Wisdom Teeth

Wisdom Teeth Removal for Phoenix AZ

Having Wisdom Teeth Surgery

Wisdom teeth, or third molars, are the last teeth to erupt in the jaws. This generally occurs between the ages of 17 and 25, a time of life that has been called the "age of wisdom"--said no parent ever.

Some anthropologists believe that the rough diet of early humans resulted in the excessive wear of their teeth.  This allowed space to be available for the wisdom teeth to erupt when normal drifting of the teeth would occur. With the widespread adoption of refined modern diets and the rise of dental and orthodontic technology, this typically does not leave much room for the wisdom teeth to erupt, thereby setting the stage for problems when the final four molars erupt into the jaws.

What is an Impacted Tooth?

A tooth becomes impacted when there is a lack of space in the dental arch and its growth and eruption are prevented by the overlying gum tissues, bone or another tooth.

How Serious is an Impacted Tooth?

Impacted teeth can lead to painful inflammation or infections.  They may also crowd or damage nearby teeth or other structures.

More serious problems may occur if the development sac or capsule surrounding an impacted tooth becomes filled with fluid and enlarges to form a cyst.

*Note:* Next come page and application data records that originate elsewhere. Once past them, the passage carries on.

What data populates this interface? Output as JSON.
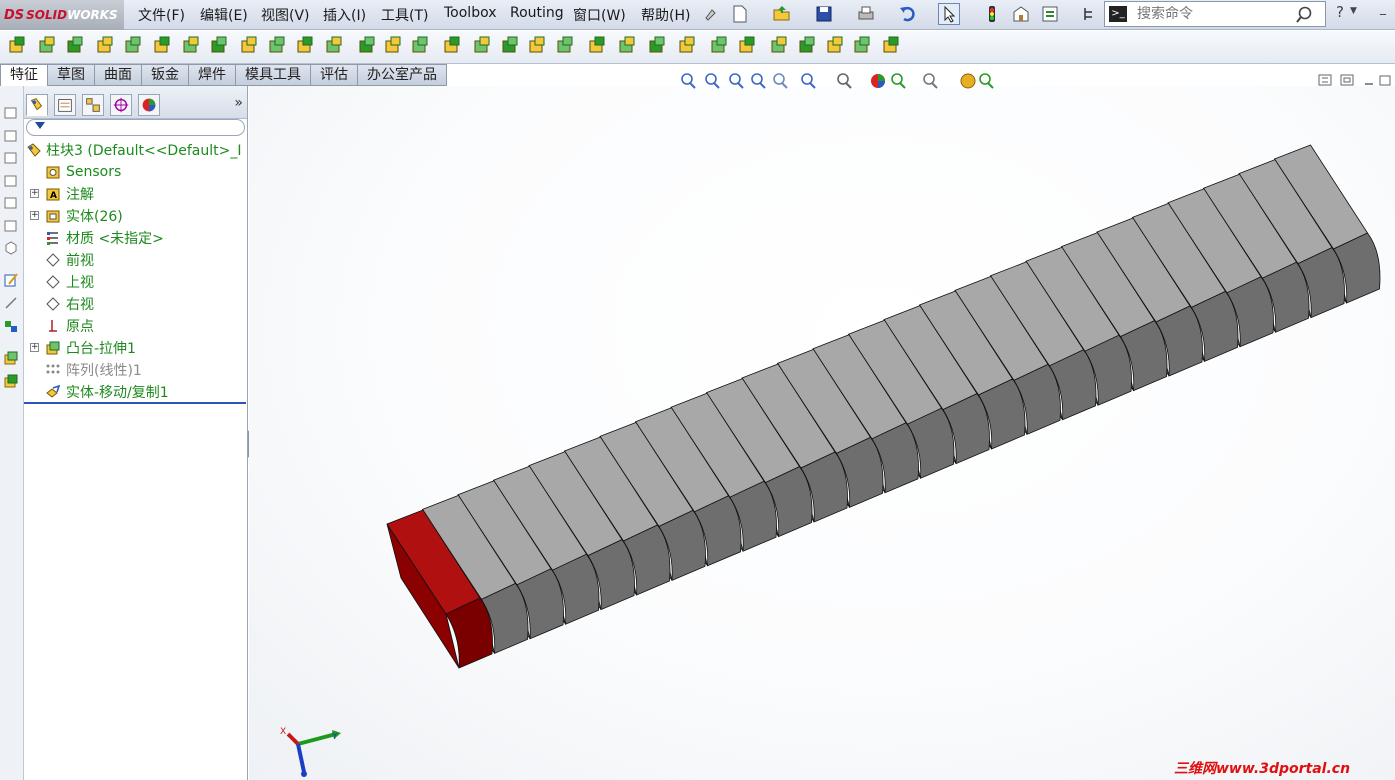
{
  "app": {
    "logo_ds": "DS",
    "logo_solid": "SOLID",
    "logo_works": "WORKS"
  },
  "menu": [
    "文件(F)",
    "编辑(E)",
    "视图(V)",
    "插入(I)",
    "工具(T)",
    "Toolbox",
    "Routing",
    "窗口(W)",
    "帮助(H)"
  ],
  "search": {
    "placeholder": "搜索命令"
  },
  "tabs": [
    "特征",
    "草图",
    "曲面",
    "钣金",
    "焊件",
    "模具工具",
    "评估",
    "办公室产品"
  ],
  "feature_tree": {
    "root": "柱块3  (Default<<Default>_I",
    "items": [
      {
        "label": "Sensors",
        "icon": "sensors-icon"
      },
      {
        "label": "注解",
        "icon": "annotations-icon"
      },
      {
        "label": "实体(26)",
        "icon": "solid-bodies-icon"
      },
      {
        "label": "材质 <未指定>",
        "icon": "material-icon"
      },
      {
        "label": "前视",
        "icon": "plane-icon"
      },
      {
        "label": "上视",
        "icon": "plane-icon"
      },
      {
        "label": "右视",
        "icon": "plane-icon"
      },
      {
        "label": "原点",
        "icon": "origin-icon"
      },
      {
        "label": "凸台-拉伸1",
        "icon": "extrude-icon"
      },
      {
        "label": "阵列(线性)1",
        "icon": "linear-pattern-icon"
      },
      {
        "label": "实体-移动/复制1",
        "icon": "move-copy-body-icon"
      }
    ]
  },
  "model": {
    "block_count": 26,
    "highlight_color": "#8b0000",
    "block_color": "#808080"
  },
  "triad": {
    "x_label": "X",
    "y_label": "Y"
  },
  "watermark": "三维网www.3dportal.cn"
}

As the cyst grows it may cause bone loss within the jaw and permanently damage adjacent teeth, bone or nerves.  If a cyst is not appropriately treated, in rare cases a tumor may develop from its walls and a more serious surgical procedure may be required to remove it.

Complications such as infection , damage to adjacent teeth and the formation of cysts may arise from impacted teeth.

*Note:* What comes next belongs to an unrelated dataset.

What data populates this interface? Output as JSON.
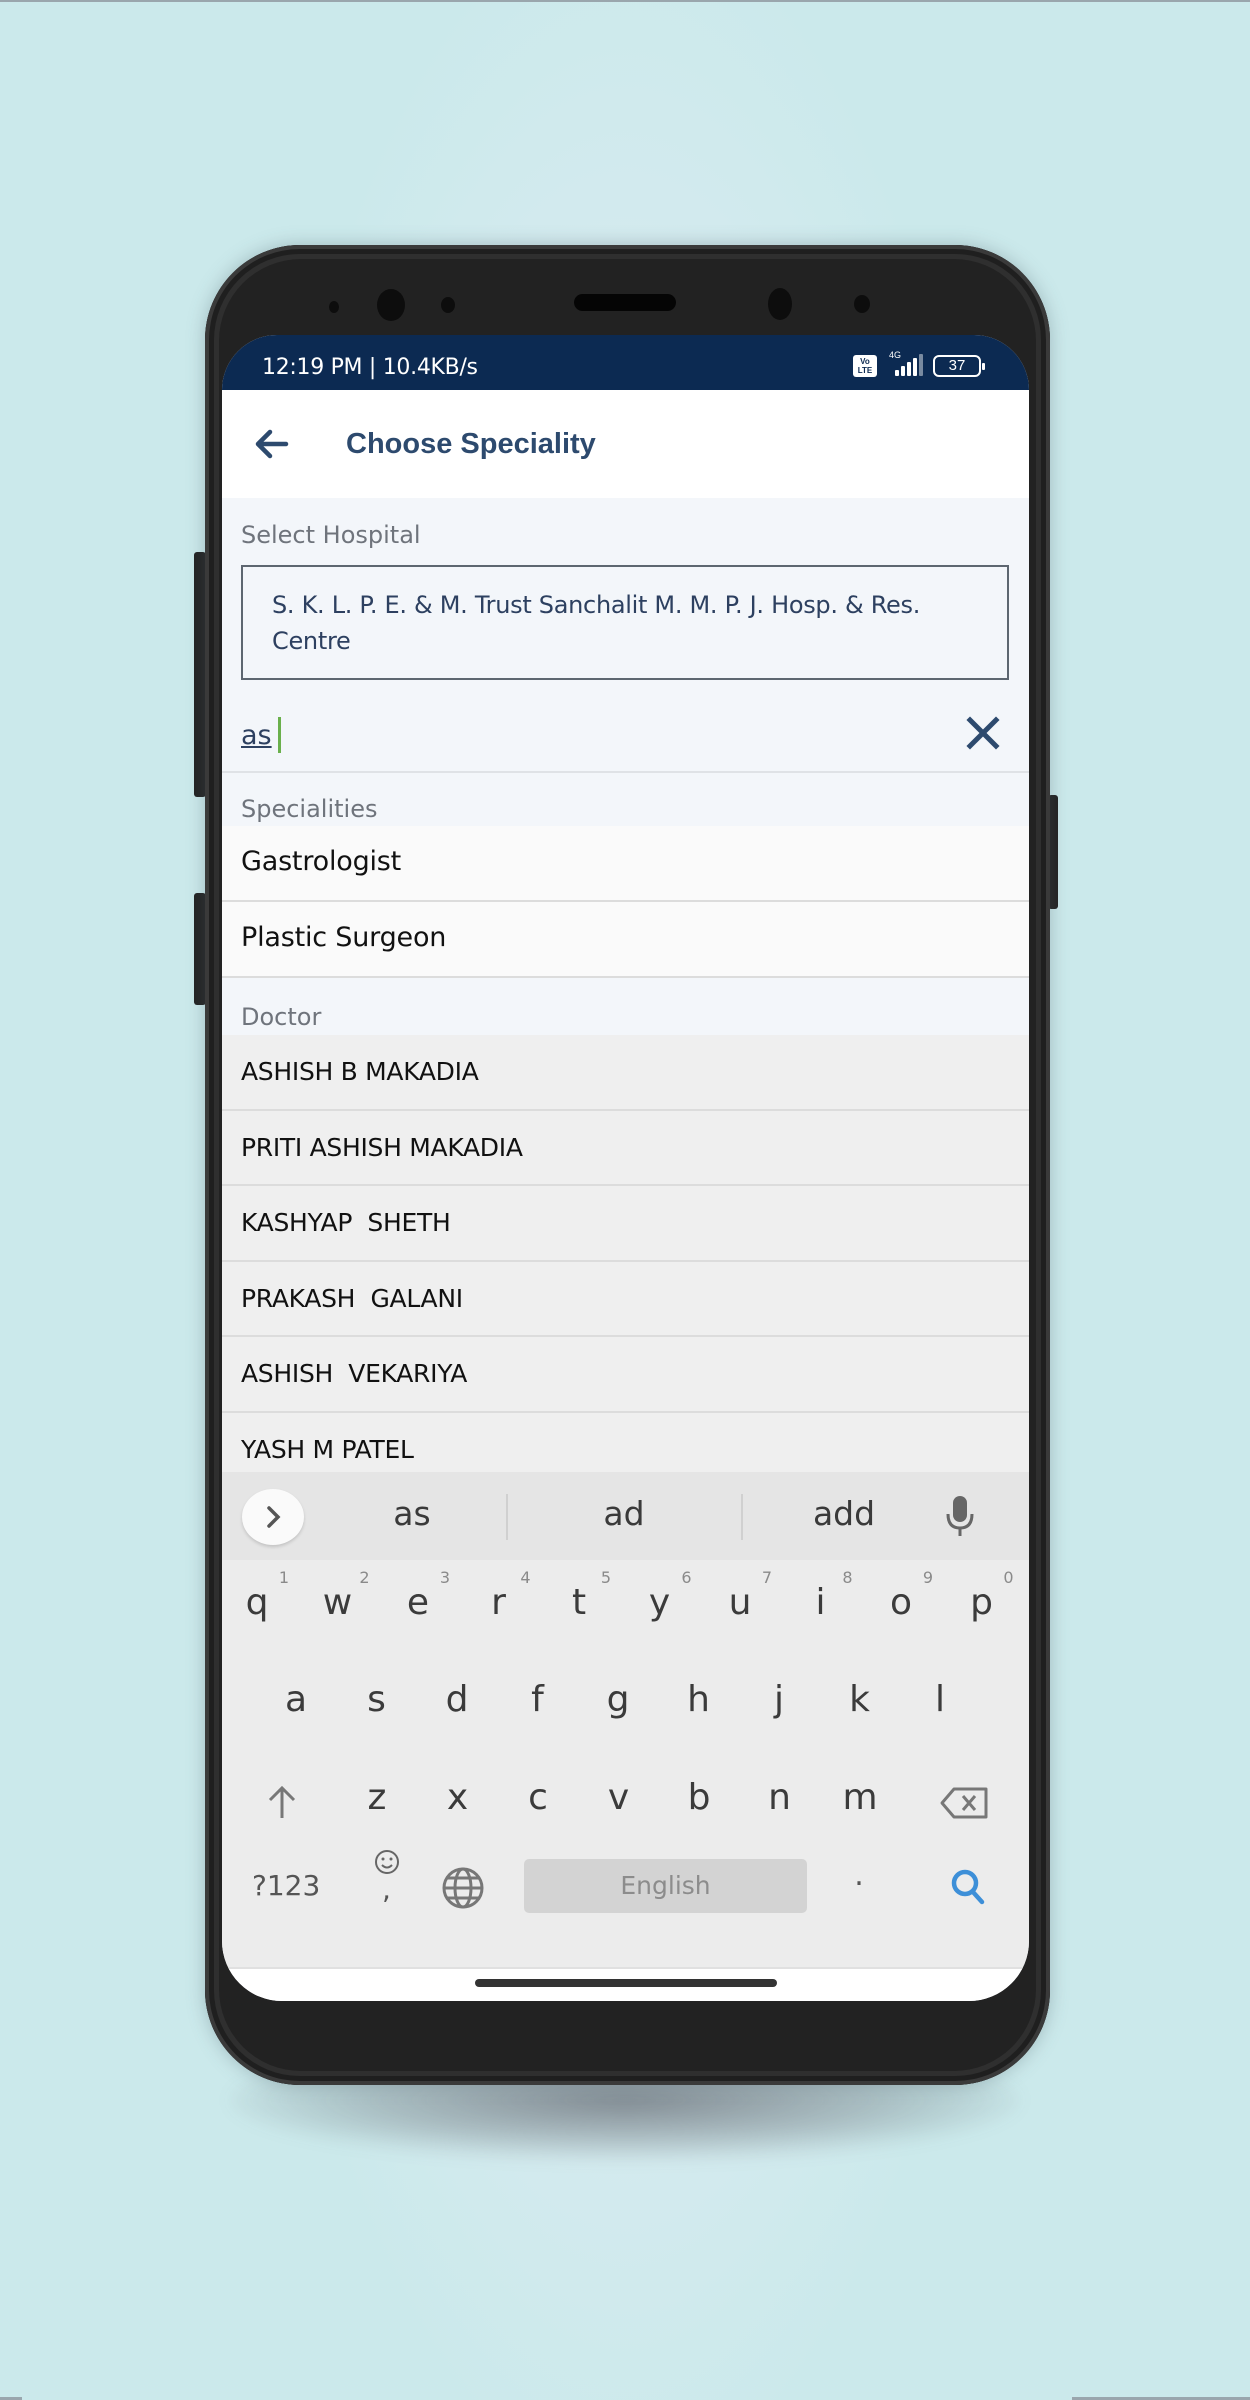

(a) Infection
(b) Crowding, damage
(c) Cyst

Despite the considerable concern regarding impacted third molars, a recent study sponsored by the American Association of Oral and Maxillofacial Surgeons and the Oral and Maxillofacial Surgery Foundation finds that third molars which have broken through the tissue and erupted into the mouth in a normal, upright position may be as prone to disease as those third molars that remain impacted.

Must the Tooth Come Out if it Hasn't Caused Any Problems Yet?

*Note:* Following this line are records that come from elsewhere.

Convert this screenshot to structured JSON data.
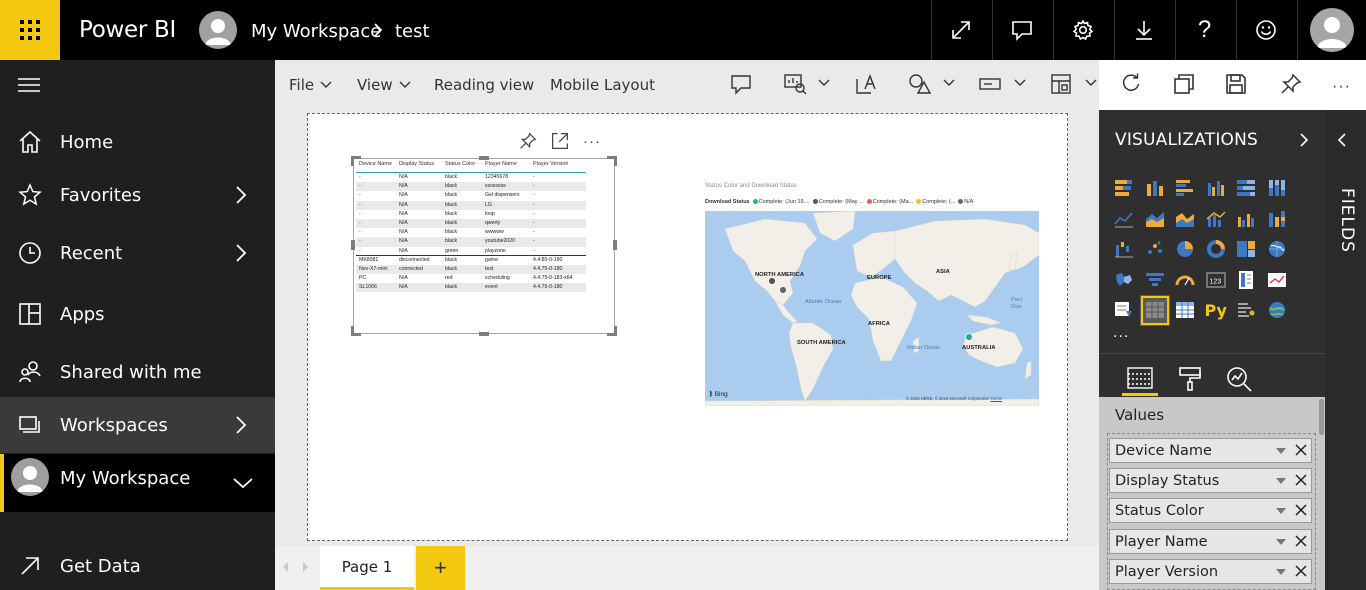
{
  "app": {
    "title": "Power BI",
    "accent": "#f2c811"
  },
  "breadcrumb": {
    "workspace": "My Workspace",
    "report": "test"
  },
  "header_icons": [
    "expand-icon",
    "comment-icon",
    "gear-icon",
    "download-icon",
    "help-icon",
    "smiley-icon",
    "user-avatar"
  ],
  "sidebar": {
    "items": [
      {
        "label": "Home",
        "icon": "home-icon"
      },
      {
        "label": "Favorites",
        "icon": "star-icon"
      },
      {
        "label": "Recent",
        "icon": "clock-icon"
      },
      {
        "label": "Apps",
        "icon": "apps-icon"
      },
      {
        "label": "Shared with me",
        "icon": "shared-icon"
      },
      {
        "label": "Workspaces",
        "icon": "workspaces-icon"
      },
      {
        "label": "My Workspace",
        "icon": "avatar"
      },
      {
        "label": "Get Data",
        "icon": "arrow-icon"
      }
    ]
  },
  "toolbar": {
    "file": "File",
    "view": "View",
    "reading_view": "Reading view",
    "mobile_layout": "Mobile Layout"
  },
  "table": {
    "columns": [
      "Device Name",
      "Display Status",
      "Status Color",
      "Player Name",
      "Player Version"
    ],
    "rows": [
      [
        "-",
        "N/A",
        "black",
        "12345678",
        "-"
      ],
      [
        "-",
        "N/A",
        "black",
        "ssssssss",
        "-"
      ],
      [
        "-",
        "N/A",
        "black",
        "Gel dispensers",
        "-"
      ],
      [
        "-",
        "N/A",
        "black",
        "LG",
        "-"
      ],
      [
        "-",
        "N/A",
        "black",
        "loop",
        "-"
      ],
      [
        "-",
        "N/A",
        "black",
        "qwerty",
        "-"
      ],
      [
        "-",
        "N/A",
        "black",
        "wwwww",
        "-"
      ],
      [
        "-",
        "N/A",
        "black",
        "youtube2020",
        "-"
      ],
      [
        "-",
        "N/A",
        "green",
        "playzone",
        "-"
      ],
      [
        "MK8081",
        "disconnected",
        "black",
        "game",
        "4.4.85-0-190"
      ],
      [
        "Nex-X7-mini",
        "connected",
        "black",
        "test",
        "4.4.75-0-180"
      ],
      [
        "PC",
        "N/A",
        "red",
        "scheduling",
        "4.4.75-0-183-x64"
      ],
      [
        "SL1066",
        "N/A",
        "black",
        "event",
        "4.4.75-0-180"
      ]
    ]
  },
  "map": {
    "title": "Status Color and Download Status",
    "legend_title": "Download Status",
    "legend": [
      {
        "label": "Complete: (Jun 19,...",
        "color": "#2aa99a"
      },
      {
        "label": "Complete: (May ...",
        "color": "#555555"
      },
      {
        "label": "Complete: (Ma...",
        "color": "#e8604c"
      },
      {
        "label": "Complete: (...",
        "color": "#e8c22b"
      },
      {
        "label": "N/A",
        "color": "#666666"
      }
    ],
    "continents": [
      "NORTH AMERICA",
      "EUROPE",
      "ASIA",
      "AFRICA",
      "SOUTH AMERICA",
      "AUSTRALIA"
    ],
    "oceans": [
      "Atlantic Ocean",
      "Indian Ocean",
      "Paci Oce"
    ],
    "brand": "Bing",
    "copyright": "© 2019 HERE, © 2019 Microsoft Corporation",
    "terms": "Terms"
  },
  "pages": {
    "tab": "Page 1",
    "add": "+"
  },
  "visualizations": {
    "title": "VISUALIZATIONS",
    "more": "...",
    "py_label": "Py",
    "wells_label": "Values",
    "fields": [
      "Device Name",
      "Display Status",
      "Status Color",
      "Player Name",
      "Player Version"
    ]
  },
  "fields_pane": {
    "title": "FIELDS"
  }
}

Not all problems related to third molars are painful or visible. Damage can occur without your being aware of it.

As wisdom teeth grow, their roots become longer, the teeth become more difficult to remove and complications become more likely. In addition, impacted wisdom teeth are more likely to cause problems as patients age.

No one can predict when third molar complications will occur, but when they do, the circumstances can be much more painful and the teeth more difficult to treat.

When Should I Have My Wisdom Teeth Removed?

It isn't wise to wait until your wisdom teeth start to bother you. In general, earlier removal of wisdom teeth results in a less complicated healing process. The AAOMS/OMSF study strongly recommends that wisdom teeth be removed by the time the patient is a young adult in order to prevent future problems and to ensure optimal healing. The researchers found that older patients may be at greater risk for periodontal or gum disease in the tissues surrounding the third molars and adjacent teeth. Infections of the gums or periodontium may affect your general health.

What Happens During Surgery?

Before surgery, your oral and maxillofacial surgeon will discuss with you what to expect. This is a good time to ask questions or express your concerns. It is especially important to let the doctor know about any illness you have and medications you are taking.

Wisdom Teeth Growth by Age

12 years
14 years
17 years 25 years
Wisdom teeth are easier to remove when the patient is younger, since their roots are not completely formed, the surrounding bone is softer, and there is less chance of damaging nearby nerves or other structures. Removal of wisdom teeth at a later age becomes more complicated as the roots have fully developed (may involve the nerve), and the jawbone is denser.

The relative ease with which a wisdom tooth may be removed depends on several conditions, including the position of the tooth and root development. Impacted wisdom teeth may require a more involved surgical procedure.

Most wisdom tooth extractions are performed in the oral and maxillofacial surgery office under local anesthesia, intravenous sedation or general anesthesia. Your oral and maxillofacial surgeon will discuss the anesthetic option that is right for you.

What Happens after Surgery?

Following surgery, you may experience some swelling and mild discomfort, which are part of the normal healing process. Cold compresses may help decrease the swelling, and medication prescribed by your Oral and Maxillofacial Surgeon can help manage the discomfort. You may be instructed to modify your diet following surgery and later progress to more normal foods.